Working data
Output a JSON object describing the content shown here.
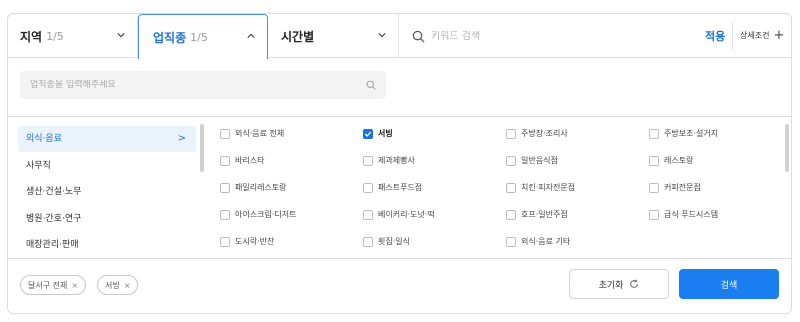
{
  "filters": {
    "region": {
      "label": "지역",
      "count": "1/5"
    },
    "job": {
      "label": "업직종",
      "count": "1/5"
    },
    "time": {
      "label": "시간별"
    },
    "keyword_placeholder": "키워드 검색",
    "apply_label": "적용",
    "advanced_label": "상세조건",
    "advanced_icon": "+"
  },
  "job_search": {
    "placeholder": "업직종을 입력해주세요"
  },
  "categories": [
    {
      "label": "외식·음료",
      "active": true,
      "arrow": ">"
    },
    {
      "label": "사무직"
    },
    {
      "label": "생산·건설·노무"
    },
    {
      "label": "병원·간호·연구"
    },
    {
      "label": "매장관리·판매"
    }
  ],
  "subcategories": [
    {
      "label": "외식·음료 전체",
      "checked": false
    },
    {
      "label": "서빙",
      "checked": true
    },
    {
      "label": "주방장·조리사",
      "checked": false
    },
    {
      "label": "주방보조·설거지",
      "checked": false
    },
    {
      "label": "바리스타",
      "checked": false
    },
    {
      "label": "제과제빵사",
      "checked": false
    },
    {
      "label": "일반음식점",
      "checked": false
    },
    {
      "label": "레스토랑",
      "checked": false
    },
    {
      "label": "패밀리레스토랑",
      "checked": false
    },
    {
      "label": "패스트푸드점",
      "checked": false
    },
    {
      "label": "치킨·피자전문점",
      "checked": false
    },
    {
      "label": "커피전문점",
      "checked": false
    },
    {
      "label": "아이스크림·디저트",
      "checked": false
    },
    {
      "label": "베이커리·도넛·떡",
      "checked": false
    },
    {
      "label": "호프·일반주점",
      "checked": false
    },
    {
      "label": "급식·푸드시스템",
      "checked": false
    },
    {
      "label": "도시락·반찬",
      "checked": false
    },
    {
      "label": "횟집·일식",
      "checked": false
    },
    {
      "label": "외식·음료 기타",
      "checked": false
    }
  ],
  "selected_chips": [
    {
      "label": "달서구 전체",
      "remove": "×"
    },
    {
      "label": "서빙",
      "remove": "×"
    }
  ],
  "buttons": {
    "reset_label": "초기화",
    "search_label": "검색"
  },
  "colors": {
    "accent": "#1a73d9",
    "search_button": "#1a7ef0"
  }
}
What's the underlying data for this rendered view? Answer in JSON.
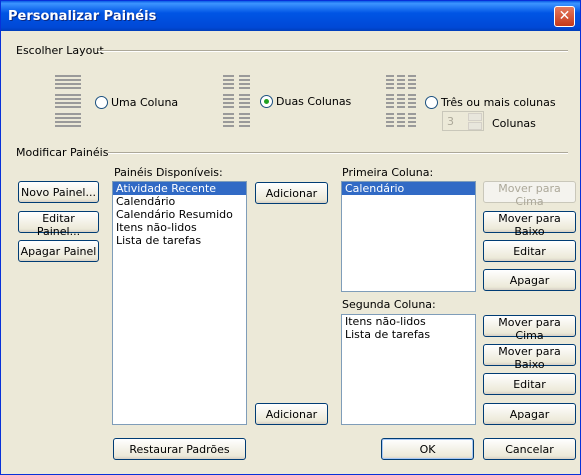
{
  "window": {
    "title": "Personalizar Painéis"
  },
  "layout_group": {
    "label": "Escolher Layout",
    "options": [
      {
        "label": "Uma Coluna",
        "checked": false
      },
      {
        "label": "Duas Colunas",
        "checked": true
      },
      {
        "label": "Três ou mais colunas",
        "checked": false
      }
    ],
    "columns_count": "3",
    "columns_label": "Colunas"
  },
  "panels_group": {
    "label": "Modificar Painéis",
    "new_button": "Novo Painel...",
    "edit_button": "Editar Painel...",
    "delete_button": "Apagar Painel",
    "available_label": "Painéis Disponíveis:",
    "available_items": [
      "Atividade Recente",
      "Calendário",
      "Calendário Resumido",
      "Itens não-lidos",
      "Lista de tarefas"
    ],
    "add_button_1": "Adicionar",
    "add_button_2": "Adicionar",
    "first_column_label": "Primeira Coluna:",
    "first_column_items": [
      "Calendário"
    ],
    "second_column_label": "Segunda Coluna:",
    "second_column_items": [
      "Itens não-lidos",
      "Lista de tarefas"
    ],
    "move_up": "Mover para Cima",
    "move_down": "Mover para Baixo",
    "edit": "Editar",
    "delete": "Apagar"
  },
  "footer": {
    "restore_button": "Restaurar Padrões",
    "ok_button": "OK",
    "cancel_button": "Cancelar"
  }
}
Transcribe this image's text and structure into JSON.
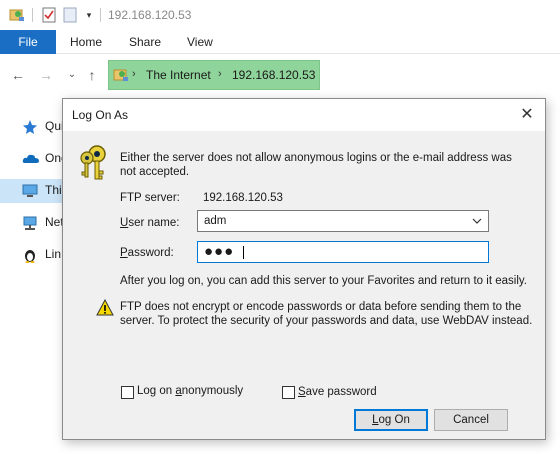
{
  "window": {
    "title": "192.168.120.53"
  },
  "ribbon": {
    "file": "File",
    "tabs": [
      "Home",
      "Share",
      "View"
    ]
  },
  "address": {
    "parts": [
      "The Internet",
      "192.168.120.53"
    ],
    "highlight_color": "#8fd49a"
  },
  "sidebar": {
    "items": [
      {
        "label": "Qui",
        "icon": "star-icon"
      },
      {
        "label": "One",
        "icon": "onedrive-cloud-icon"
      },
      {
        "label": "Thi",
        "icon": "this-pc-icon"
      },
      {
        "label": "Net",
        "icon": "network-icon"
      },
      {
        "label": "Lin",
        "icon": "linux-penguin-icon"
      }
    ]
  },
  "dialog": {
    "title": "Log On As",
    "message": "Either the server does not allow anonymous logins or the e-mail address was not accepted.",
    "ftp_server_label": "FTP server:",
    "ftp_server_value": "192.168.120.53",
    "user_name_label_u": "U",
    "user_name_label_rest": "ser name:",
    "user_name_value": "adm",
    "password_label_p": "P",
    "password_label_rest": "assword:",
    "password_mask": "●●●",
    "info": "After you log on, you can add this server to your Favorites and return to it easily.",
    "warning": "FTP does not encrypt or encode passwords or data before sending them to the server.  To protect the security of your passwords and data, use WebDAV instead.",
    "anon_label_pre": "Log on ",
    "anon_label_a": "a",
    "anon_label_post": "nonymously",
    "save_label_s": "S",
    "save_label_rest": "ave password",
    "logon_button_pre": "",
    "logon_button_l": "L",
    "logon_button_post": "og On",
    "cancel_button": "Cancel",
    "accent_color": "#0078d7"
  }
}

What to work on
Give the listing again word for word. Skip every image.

Response area
Output a JSON object describing the content shown here.
{
  "filters": {
    "region": {
      "label": "지역",
      "count": "1/5"
    },
    "job": {
      "label": "업직종",
      "count": "1/5"
    },
    "time": {
      "label": "시간별"
    },
    "keyword_placeholder": "키워드 검색",
    "apply_label": "적용",
    "advanced_label": "상세조건",
    "advanced_icon": "+"
  },
  "job_search": {
    "placeholder": "업직종을 입력해주세요"
  },
  "categories": [
    {
      "label": "외식·음료",
      "active": true,
      "arrow": ">"
    },
    {
      "label": "사무직"
    },
    {
      "label": "생산·건설·노무"
    },
    {
      "label": "병원·간호·연구"
    },
    {
      "label": "매장관리·판매"
    }
  ],
  "subcategories": [
    {
      "label": "외식·음료 전체",
      "checked": false
    },
    {
      "label": "서빙",
      "checked": true
    },
    {
      "label": "주방장·조리사",
      "checked": false
    },
    {
      "label": "주방보조·설거지",
      "checked": false
    },
    {
      "label": "바리스타",
      "checked": false
    },
    {
      "label": "제과제빵사",
      "checked": false
    },
    {
      "label": "일반음식점",
      "checked": false
    },
    {
      "label": "레스토랑",
      "checked": false
    },
    {
      "label": "패밀리레스토랑",
      "checked": false
    },
    {
      "label": "패스트푸드점",
      "checked": false
    },
    {
      "label": "치킨·피자전문점",
      "checked": false
    },
    {
      "label": "커피전문점",
      "checked": false
    },
    {
      "label": "아이스크림·디저트",
      "checked": false
    },
    {
      "label": "베이커리·도넛·떡",
      "checked": false
    },
    {
      "label": "호프·일반주점",
      "checked": false
    },
    {
      "label": "급식·푸드시스템",
      "checked": false
    },
    {
      "label": "도시락·반찬",
      "checked": false
    },
    {
      "label": "횟집·일식",
      "checked": false
    },
    {
      "label": "외식·음료 기타",
      "checked": false
    }
  ],
  "selected_chips": [
    {
      "label": "달서구 전체",
      "remove": "×"
    },
    {
      "label": "서빙",
      "remove": "×"
    }
  ],
  "buttons": {
    "reset_label": "초기화",
    "search_label": "검색"
  },
  "colors": {
    "accent": "#1a73d9",
    "search_button": "#1a7ef0"
  }
}
What's the underlying data for this rendered view? Answer in JSON.
{
  "window": {
    "title": "Personalizar Painéis"
  },
  "layout_group": {
    "label": "Escolher Layout",
    "options": [
      {
        "label": "Uma Coluna",
        "checked": false
      },
      {
        "label": "Duas Colunas",
        "checked": true
      },
      {
        "label": "Três ou mais colunas",
        "checked": false
      }
    ],
    "columns_count": "3",
    "columns_label": "Colunas"
  },
  "panels_group": {
    "label": "Modificar Painéis",
    "new_button": "Novo Painel...",
    "edit_button": "Editar Painel...",
    "delete_button": "Apagar Painel",
    "available_label": "Painéis Disponíveis:",
    "available_items": [
      "Atividade Recente",
      "Calendário",
      "Calendário Resumido",
      "Itens não-lidos",
      "Lista de tarefas"
    ],
    "add_button_1": "Adicionar",
    "add_button_2": "Adicionar",
    "first_column_label": "Primeira Coluna:",
    "first_column_items": [
      "Calendário"
    ],
    "second_column_label": "Segunda Coluna:",
    "second_column_items": [
      "Itens não-lidos",
      "Lista de tarefas"
    ],
    "move_up": "Mover para Cima",
    "move_down": "Mover para Baixo",
    "edit": "Editar",
    "delete": "Apagar"
  },
  "footer": {
    "restore_button": "Restaurar Padrões",
    "ok_button": "OK",
    "cancel_button": "Cancelar"
  }
}
Transcribe this image's text and structure into JSON.
{
  "window": {
    "title": "192.168.120.53"
  },
  "ribbon": {
    "file": "File",
    "tabs": [
      "Home",
      "Share",
      "View"
    ]
  },
  "address": {
    "parts": [
      "The Internet",
      "192.168.120.53"
    ],
    "highlight_color": "#8fd49a"
  },
  "sidebar": {
    "items": [
      {
        "label": "Qui",
        "icon": "star-icon"
      },
      {
        "label": "One",
        "icon": "onedrive-cloud-icon"
      },
      {
        "label": "Thi",
        "icon": "this-pc-icon"
      },
      {
        "label": "Net",
        "icon": "network-icon"
      },
      {
        "label": "Lin",
        "icon": "linux-penguin-icon"
      }
    ]
  },
  "dialog": {
    "title": "Log On As",
    "message": "Either the server does not allow anonymous logins or the e-mail address was not accepted.",
    "ftp_server_label": "FTP server:",
    "ftp_server_value": "192.168.120.53",
    "user_name_label_u": "U",
    "user_name_label_rest": "ser name:",
    "user_name_value": "adm",
    "password_label_p": "P",
    "password_label_rest": "assword:",
    "password_mask": "●●●",
    "info": "After you log on, you can add this server to your Favorites and return to it easily.",
    "warning": "FTP does not encrypt or encode passwords or data before sending them to the server.  To protect the security of your passwords and data, use WebDAV instead.",
    "anon_label_pre": "Log on ",
    "anon_label_a": "a",
    "anon_label_post": "nonymously",
    "save_label_s": "S",
    "save_label_rest": "ave password",
    "logon_button_pre": "",
    "logon_button_l": "L",
    "logon_button_post": "og On",
    "cancel_button": "Cancel",
    "accent_color": "#0078d7"
  }
}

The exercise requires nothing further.